Bil’s rating (out of 5): BBBB.5.
USA, 1939. Paramount Pictures. Screenplay by Charles Brackett, Billy Wilder, based on a story by Edwin Justus Mayer, Franz Schulz. Cinematography by Charles Lang. Produced by Arthur Hornblow Jr.. Music by Friedrich Hollaender. Production Design by Hans Dreier, Robert Usher. Costume Design by Irene. Film Editing by Doane Harrison.

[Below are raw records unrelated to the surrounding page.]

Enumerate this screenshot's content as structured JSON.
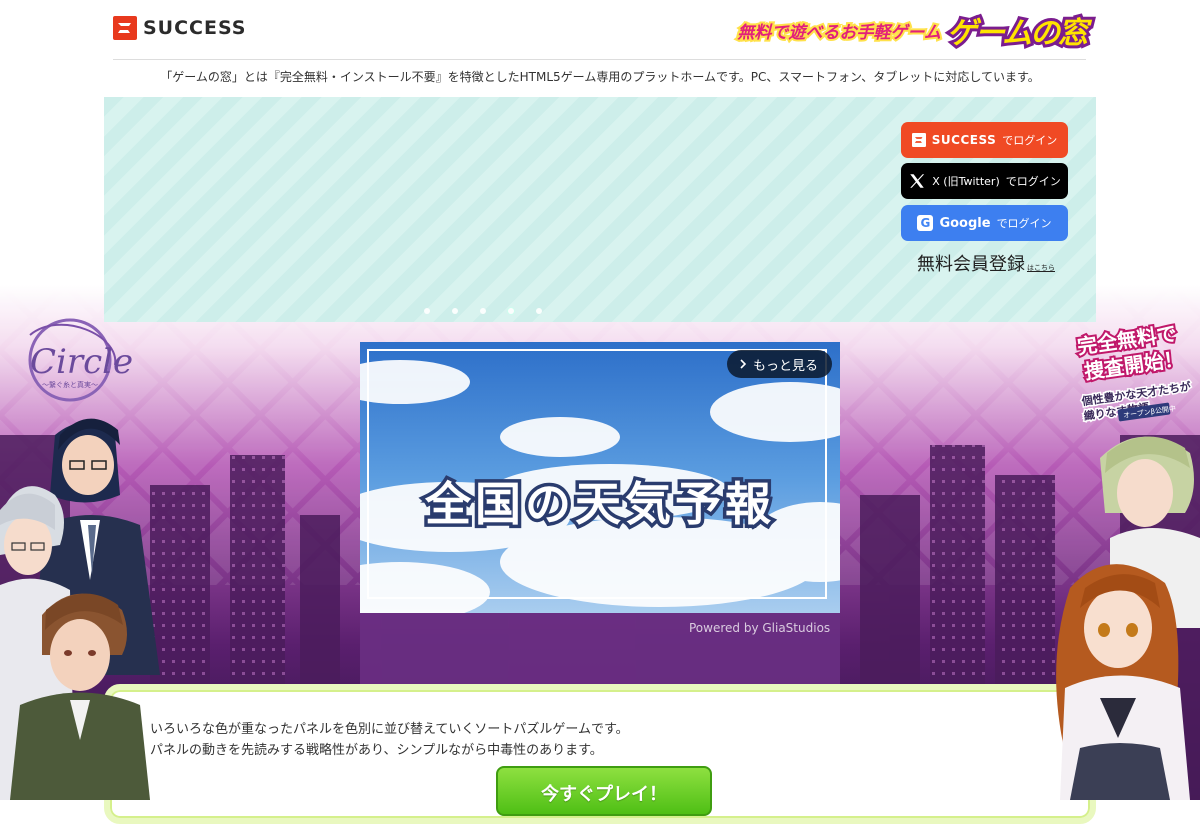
{
  "header": {
    "logo_text": "SUCCESS",
    "brand_tagline": "無料で遊べるお手軽ゲーム",
    "brand_name": "ゲームの窓"
  },
  "tagline": "「ゲームの窓」とは『完全無料・インストール不要』を特徴としたHTML5ゲーム専用のプラットホームです。PC、スマートフォン、タブレットに対応しています。",
  "login": {
    "success": {
      "brand": "SUCCESS",
      "suffix": "でログイン"
    },
    "x": {
      "brand": "X (旧Twitter)",
      "suffix": "でログイン"
    },
    "google": {
      "brand": "Google",
      "suffix": "でログイン"
    },
    "register": {
      "label": "無料会員登録",
      "note": "はこちら"
    }
  },
  "carousel": {
    "slides": 5,
    "active_index": 3
  },
  "video": {
    "more_label": "もっと見る",
    "title": "全国の天気予報",
    "powered_by": "Powered by GliaStudios"
  },
  "description": {
    "line1": "いろいろな色が重なったパネルを色別に並び替えていくソートパズルゲームです。",
    "line2": "パネルの動きを先読みする戦略性があり、シンプルながら中毒性のあります。",
    "play_label": "今すぐプレイ！"
  },
  "ads": {
    "left": {
      "title": "Circle",
      "subtitle": "～繋ぐ糸と真実～"
    },
    "right": {
      "headline_1": "完全無料で",
      "headline_2": "捜査開始！",
      "copy_1": "個性豊かな天才たちが",
      "copy_2": "織りなす物語",
      "badge": "オープンβ公開中"
    }
  },
  "colors": {
    "success_red": "#f04a24",
    "x_black": "#000000",
    "google_blue": "#3d7ff0",
    "play_green": "#4fbf15",
    "hero_mint": "#cdeeea"
  },
  "icons": [
    "success-logo-icon",
    "x-logo-icon",
    "google-g-icon",
    "chevron-right-icon"
  ]
}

There’s a reason why they call it the silver screen: the images here literally glisten as Claudette Colbert arrives in Paris in the middle of the night, finely dressed but lacking a dime to her name. She befriends a cab driver (Don Ameche) with whom she has an immediate attachment, but then gives him the slip and finds herself in the company of aristocrats to whom she presents herself as a baroness. John Barrymore plays an incredibly wealthy member of the leisure set who hires her to woo a rich playboy away from his own philandering wife (Mary Astor). Colbert sees it as a great opportunity to marry into a fortune, but her plans become complicated when Ameche shows up again pretending to be her “baron” husband. Lots of Depression-era politics about the moral superiority of the working class, but lots of laughs too in the dazzling screenplay co-written by Billy Wilder. Mitchell Leisen’s direction is perfectly effortless, moving seamlessly from situation to situation without breaking a bead of sweat, backed up by bubbly performances, beautiful sets and costumes and a palpable sexy chemistry between the leads. It’s one of the prime examples of thirties filmmaking, and one of Colbert’s greatest performances.